[Collection entries]
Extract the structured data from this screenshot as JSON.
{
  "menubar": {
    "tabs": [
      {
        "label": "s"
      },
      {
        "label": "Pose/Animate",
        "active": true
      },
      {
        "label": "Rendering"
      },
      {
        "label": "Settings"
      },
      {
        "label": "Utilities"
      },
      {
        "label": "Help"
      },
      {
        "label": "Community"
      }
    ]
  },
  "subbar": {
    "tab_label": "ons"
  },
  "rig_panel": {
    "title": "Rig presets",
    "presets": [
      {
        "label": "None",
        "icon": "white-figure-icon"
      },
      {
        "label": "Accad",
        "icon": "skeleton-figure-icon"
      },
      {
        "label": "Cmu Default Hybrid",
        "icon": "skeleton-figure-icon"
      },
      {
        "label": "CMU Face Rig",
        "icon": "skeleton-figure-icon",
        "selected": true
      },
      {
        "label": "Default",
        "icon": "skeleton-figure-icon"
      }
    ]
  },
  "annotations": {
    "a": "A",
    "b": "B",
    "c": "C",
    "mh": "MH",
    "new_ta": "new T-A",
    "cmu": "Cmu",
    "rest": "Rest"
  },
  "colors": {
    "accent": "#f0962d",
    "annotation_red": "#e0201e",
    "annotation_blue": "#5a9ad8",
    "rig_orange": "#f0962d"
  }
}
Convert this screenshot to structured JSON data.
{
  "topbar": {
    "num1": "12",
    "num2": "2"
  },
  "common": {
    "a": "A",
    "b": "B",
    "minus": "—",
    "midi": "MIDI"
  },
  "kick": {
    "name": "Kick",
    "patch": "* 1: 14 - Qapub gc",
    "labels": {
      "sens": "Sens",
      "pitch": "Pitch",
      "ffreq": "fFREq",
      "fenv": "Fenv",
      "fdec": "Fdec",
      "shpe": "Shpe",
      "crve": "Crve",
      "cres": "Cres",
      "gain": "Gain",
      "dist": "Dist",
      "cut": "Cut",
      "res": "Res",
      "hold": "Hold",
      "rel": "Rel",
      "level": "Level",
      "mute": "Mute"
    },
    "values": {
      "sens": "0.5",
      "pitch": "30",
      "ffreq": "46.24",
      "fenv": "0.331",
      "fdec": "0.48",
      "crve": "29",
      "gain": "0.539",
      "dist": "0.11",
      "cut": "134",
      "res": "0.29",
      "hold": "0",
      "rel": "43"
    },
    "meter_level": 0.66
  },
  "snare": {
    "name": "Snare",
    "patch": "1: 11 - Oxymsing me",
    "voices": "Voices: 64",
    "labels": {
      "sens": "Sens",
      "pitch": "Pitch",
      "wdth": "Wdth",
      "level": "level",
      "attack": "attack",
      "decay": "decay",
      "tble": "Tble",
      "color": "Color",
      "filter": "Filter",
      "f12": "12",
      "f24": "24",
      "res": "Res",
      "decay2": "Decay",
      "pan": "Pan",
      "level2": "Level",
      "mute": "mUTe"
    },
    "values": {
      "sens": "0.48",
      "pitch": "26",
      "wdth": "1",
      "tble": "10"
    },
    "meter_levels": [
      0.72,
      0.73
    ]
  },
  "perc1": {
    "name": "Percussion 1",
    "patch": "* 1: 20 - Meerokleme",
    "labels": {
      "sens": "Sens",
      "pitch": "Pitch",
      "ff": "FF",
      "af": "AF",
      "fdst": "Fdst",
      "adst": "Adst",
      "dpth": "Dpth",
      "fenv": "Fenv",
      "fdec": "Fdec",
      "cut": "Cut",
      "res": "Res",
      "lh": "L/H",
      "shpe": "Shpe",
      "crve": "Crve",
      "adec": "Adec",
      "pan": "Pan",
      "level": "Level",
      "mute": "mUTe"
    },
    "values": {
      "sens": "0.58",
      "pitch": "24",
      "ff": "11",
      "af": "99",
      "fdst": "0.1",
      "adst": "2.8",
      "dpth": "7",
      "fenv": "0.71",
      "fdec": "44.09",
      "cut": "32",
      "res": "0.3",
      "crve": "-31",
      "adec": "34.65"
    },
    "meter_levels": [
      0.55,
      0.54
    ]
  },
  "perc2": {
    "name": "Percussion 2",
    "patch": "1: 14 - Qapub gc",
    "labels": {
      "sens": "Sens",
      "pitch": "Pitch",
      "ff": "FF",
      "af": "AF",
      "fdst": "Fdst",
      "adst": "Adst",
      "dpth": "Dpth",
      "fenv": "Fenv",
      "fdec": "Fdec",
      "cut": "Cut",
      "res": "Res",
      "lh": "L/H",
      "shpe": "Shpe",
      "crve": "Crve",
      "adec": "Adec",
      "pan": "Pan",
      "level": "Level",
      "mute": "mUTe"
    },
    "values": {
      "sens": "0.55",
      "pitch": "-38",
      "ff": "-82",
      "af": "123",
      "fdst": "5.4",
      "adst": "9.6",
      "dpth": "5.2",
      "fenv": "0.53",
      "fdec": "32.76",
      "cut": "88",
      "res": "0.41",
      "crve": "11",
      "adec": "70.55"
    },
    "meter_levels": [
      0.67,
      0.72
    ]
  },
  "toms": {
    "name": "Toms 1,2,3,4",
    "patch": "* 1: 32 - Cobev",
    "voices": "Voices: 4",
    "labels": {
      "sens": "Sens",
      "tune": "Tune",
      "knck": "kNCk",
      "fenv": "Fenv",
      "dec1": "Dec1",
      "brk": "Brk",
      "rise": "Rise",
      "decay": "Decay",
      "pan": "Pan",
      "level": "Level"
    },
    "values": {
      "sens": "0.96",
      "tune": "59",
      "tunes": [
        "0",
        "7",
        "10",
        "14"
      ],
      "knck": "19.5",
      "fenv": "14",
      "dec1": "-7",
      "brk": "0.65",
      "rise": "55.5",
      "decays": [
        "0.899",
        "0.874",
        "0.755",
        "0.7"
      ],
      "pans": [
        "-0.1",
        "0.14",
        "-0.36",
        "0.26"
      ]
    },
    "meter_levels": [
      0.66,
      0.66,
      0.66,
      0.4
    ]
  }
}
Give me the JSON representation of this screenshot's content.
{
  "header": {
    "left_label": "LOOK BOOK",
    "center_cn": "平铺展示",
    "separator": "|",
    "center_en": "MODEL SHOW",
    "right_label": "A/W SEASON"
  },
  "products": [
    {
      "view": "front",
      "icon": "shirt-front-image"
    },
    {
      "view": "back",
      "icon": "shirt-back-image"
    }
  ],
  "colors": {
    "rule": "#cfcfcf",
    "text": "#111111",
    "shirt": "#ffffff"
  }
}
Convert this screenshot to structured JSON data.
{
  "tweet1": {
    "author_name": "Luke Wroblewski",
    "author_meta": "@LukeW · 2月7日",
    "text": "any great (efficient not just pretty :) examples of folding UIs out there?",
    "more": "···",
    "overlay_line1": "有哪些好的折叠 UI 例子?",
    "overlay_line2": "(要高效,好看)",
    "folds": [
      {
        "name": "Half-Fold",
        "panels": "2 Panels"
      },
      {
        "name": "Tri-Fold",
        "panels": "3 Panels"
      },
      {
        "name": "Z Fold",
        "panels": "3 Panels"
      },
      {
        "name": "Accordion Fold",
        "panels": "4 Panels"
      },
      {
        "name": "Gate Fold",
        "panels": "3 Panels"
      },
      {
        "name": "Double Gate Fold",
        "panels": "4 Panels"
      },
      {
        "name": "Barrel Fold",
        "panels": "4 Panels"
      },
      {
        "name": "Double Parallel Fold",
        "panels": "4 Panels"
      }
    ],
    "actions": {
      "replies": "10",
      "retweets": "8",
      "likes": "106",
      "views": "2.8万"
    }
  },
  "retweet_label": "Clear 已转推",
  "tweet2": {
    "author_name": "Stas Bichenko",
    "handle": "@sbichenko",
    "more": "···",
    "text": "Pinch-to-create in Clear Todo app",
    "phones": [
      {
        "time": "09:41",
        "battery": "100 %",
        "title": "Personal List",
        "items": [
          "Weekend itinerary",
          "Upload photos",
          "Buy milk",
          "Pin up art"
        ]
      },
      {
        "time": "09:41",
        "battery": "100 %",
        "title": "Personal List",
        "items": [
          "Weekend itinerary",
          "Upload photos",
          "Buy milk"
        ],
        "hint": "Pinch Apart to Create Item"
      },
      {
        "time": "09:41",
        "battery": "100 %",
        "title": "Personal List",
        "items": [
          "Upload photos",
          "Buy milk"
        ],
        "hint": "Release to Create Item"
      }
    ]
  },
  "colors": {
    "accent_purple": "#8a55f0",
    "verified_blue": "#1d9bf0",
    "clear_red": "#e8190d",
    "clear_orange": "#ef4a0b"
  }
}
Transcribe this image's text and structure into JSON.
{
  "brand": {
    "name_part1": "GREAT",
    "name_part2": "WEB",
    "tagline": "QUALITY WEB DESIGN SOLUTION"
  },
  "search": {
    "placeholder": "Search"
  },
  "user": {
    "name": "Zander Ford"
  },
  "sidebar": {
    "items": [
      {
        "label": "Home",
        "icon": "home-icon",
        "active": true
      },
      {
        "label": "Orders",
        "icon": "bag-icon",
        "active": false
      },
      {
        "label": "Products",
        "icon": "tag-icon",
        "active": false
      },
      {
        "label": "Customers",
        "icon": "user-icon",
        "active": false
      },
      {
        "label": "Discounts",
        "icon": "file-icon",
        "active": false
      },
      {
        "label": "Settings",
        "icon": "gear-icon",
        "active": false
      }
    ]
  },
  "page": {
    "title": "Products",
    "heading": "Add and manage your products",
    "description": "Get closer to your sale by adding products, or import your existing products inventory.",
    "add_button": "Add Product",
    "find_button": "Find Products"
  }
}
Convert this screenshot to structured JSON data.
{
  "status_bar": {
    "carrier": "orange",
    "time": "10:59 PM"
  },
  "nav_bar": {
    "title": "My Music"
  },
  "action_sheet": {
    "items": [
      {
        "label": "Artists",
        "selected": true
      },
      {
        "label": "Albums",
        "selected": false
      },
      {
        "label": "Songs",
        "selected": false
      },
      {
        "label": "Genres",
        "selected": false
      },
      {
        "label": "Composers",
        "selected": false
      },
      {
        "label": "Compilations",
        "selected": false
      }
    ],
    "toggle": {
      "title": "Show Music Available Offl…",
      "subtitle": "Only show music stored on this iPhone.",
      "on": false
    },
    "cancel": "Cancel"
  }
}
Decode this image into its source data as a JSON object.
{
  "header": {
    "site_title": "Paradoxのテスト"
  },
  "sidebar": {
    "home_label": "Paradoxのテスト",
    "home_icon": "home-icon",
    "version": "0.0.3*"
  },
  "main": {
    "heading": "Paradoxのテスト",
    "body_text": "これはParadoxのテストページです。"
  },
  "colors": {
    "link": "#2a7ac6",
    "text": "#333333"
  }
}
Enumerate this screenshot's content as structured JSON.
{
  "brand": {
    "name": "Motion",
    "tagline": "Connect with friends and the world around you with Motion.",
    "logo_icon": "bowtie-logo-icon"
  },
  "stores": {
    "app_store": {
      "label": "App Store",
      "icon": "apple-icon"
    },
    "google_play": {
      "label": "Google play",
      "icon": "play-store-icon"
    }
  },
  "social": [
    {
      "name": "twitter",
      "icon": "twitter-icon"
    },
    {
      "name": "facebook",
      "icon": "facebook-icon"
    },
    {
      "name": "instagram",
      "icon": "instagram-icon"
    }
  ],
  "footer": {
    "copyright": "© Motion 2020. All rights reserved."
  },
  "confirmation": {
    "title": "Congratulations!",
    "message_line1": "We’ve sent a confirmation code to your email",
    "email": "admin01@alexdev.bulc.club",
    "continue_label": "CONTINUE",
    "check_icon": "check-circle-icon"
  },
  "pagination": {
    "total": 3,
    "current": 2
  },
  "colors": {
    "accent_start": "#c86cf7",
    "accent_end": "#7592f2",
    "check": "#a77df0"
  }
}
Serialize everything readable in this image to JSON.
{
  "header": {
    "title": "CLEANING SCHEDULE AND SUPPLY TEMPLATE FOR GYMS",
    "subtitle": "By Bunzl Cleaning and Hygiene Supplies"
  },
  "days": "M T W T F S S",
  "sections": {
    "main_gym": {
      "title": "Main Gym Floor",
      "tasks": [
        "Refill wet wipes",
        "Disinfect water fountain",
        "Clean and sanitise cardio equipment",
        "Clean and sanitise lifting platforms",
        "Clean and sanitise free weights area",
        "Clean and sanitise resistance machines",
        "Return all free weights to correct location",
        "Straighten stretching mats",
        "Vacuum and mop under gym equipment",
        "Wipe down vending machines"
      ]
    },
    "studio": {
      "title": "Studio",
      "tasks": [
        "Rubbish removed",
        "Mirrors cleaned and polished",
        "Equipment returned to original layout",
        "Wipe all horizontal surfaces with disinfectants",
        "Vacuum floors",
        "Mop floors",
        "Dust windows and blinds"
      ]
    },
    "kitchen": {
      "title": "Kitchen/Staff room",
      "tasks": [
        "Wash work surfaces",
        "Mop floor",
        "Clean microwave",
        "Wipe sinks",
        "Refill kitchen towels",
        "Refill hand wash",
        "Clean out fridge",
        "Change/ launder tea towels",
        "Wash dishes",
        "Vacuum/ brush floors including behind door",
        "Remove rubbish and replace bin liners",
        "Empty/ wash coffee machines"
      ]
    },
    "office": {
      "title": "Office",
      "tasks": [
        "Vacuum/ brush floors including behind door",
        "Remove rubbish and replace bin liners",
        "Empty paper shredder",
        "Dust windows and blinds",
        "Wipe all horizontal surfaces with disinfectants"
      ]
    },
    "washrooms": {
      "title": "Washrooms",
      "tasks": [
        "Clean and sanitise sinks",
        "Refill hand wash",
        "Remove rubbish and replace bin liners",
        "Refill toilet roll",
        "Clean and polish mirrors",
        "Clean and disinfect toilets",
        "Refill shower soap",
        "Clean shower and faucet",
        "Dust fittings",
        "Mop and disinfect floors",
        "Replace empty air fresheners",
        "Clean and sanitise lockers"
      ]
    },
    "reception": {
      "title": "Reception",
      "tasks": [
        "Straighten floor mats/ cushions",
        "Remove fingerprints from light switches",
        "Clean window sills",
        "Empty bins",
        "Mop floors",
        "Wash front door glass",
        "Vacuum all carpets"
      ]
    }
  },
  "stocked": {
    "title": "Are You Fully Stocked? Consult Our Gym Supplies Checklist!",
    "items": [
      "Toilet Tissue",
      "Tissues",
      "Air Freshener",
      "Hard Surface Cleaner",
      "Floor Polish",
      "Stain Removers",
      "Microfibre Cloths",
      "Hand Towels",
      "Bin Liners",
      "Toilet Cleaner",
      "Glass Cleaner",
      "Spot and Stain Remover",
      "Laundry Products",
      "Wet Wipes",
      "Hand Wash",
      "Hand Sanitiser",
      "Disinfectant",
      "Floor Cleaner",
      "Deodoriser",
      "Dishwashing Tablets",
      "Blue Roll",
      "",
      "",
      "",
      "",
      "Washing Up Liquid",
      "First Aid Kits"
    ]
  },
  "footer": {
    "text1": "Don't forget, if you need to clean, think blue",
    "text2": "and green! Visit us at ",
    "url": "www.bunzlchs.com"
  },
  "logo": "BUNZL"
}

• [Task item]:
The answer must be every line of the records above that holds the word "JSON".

• [Exercise answer]:
Extract the structured data from this screenshot as JSON.
Convert this screenshot to structured JSON data.
Give me the JSON representation of this screenshot's content.
Convert this screenshot to structured JSON data.
Transcribe this image's text and structure into JSON.
Convert this screenshot to structured JSON data.
Decode this image into its source data as a JSON object.
Enumerate this screenshot's content as structured JSON.
Serialize everything readable in this image to JSON.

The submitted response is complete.